Start of TASK INPUT
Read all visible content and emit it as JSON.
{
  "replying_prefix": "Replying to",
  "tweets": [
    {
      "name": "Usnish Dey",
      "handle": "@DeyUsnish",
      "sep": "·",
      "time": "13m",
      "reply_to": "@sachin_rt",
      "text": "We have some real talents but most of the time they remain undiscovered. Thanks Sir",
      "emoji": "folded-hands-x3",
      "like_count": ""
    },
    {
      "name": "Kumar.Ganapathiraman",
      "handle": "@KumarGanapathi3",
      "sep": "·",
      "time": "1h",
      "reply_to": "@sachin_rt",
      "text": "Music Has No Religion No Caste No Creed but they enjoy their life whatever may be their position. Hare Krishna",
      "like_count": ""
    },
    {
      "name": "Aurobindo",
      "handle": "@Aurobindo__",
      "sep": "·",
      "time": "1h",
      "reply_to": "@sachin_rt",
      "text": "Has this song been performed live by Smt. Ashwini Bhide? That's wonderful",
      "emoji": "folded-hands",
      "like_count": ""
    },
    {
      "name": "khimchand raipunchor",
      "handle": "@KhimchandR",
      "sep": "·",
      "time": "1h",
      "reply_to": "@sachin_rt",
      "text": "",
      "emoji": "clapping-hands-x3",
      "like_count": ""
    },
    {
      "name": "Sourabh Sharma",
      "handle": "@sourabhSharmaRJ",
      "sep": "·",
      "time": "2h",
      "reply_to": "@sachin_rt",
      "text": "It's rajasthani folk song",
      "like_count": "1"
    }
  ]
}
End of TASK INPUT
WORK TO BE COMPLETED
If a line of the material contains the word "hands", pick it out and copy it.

SOLVED EXERCISE
      "emoji": "folded-hands-x3",
      "emoji": "folded-hands",
      "emoji": "clapping-hands-x3",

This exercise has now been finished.